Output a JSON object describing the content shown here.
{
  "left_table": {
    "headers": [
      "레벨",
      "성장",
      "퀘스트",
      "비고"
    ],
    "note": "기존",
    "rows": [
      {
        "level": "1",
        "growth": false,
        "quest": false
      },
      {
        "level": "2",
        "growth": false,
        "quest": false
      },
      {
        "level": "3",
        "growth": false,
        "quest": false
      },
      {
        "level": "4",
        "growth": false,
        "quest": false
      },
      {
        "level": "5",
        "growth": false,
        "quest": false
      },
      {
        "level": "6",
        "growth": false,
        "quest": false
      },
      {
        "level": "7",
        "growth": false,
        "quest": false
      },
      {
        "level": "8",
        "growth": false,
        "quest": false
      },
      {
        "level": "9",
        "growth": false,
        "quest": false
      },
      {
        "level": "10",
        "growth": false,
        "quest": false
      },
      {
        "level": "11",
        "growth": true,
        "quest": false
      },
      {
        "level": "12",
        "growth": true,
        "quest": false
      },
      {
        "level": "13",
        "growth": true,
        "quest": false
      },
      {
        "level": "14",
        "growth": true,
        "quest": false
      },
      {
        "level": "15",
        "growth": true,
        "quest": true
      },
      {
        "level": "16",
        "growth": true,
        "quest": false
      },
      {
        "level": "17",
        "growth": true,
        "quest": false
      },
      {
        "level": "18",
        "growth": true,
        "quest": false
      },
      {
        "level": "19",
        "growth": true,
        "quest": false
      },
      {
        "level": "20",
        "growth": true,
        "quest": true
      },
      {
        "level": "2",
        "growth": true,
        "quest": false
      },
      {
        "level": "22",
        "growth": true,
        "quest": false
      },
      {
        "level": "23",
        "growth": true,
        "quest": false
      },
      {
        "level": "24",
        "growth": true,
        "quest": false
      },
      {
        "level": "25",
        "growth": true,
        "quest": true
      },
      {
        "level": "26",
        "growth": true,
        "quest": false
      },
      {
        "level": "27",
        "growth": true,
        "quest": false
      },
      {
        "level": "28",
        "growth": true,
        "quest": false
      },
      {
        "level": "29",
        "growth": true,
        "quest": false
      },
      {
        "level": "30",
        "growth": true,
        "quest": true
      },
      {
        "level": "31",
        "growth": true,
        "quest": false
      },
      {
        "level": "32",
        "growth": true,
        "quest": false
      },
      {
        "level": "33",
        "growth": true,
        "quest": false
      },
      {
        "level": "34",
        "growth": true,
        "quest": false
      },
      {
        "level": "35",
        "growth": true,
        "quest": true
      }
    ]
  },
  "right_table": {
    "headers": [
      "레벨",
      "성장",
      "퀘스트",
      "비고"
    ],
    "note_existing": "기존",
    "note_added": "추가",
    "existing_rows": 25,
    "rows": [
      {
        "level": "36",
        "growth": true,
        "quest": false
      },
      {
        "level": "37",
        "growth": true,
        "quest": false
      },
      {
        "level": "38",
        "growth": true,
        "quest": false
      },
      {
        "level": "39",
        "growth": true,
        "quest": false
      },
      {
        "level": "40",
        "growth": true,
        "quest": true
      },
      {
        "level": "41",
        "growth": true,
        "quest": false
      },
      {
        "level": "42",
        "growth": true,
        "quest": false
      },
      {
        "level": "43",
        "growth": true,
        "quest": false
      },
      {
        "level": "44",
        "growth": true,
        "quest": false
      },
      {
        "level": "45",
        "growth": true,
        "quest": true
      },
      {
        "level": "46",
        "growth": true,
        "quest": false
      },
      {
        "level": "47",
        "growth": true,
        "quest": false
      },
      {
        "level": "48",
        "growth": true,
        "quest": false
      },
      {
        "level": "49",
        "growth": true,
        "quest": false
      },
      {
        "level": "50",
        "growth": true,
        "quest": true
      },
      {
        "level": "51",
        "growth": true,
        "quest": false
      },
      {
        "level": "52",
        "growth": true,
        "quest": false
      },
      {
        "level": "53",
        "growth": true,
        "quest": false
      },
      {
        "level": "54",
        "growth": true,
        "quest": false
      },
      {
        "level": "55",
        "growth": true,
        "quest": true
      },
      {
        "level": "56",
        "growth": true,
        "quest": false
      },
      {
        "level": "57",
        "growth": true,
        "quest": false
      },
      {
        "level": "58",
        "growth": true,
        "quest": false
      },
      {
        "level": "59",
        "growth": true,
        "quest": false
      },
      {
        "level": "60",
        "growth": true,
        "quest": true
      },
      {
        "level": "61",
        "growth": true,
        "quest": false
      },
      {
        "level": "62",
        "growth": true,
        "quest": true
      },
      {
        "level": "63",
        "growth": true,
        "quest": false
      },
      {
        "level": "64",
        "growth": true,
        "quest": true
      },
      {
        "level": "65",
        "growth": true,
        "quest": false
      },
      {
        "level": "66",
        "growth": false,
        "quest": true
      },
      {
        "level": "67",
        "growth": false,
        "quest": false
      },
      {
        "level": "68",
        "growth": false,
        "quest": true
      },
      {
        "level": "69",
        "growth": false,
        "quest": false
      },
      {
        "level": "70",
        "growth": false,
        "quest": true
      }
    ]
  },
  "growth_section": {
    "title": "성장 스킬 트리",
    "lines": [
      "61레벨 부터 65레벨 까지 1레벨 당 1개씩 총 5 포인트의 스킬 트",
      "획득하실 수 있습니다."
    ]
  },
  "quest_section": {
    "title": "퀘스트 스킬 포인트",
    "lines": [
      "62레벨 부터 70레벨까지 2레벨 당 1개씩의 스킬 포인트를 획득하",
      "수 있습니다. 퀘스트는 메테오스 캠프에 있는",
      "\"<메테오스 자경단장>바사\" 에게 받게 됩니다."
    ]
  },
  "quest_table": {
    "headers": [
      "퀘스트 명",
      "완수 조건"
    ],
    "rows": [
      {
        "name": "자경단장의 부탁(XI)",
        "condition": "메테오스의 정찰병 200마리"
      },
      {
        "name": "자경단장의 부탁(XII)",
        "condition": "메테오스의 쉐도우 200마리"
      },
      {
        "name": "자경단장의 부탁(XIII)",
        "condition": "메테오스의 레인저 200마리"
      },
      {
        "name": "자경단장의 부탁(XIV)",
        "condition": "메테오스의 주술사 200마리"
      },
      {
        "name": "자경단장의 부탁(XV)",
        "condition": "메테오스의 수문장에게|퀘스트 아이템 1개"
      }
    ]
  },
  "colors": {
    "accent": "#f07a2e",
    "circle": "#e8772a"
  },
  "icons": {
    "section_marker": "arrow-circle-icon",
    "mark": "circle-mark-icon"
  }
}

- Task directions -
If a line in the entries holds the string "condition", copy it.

- Result for this exercise -
        "condition": "메테오스의 정찰병 200마리"
        "condition": "메테오스의 쉐도우 200마리"
        "condition": "메테오스의 레인저 200마리"
        "condition": "메테오스의 주술사 200마리"
        "condition": "메테오스의 수문장에게|퀘스트 아이템 1개"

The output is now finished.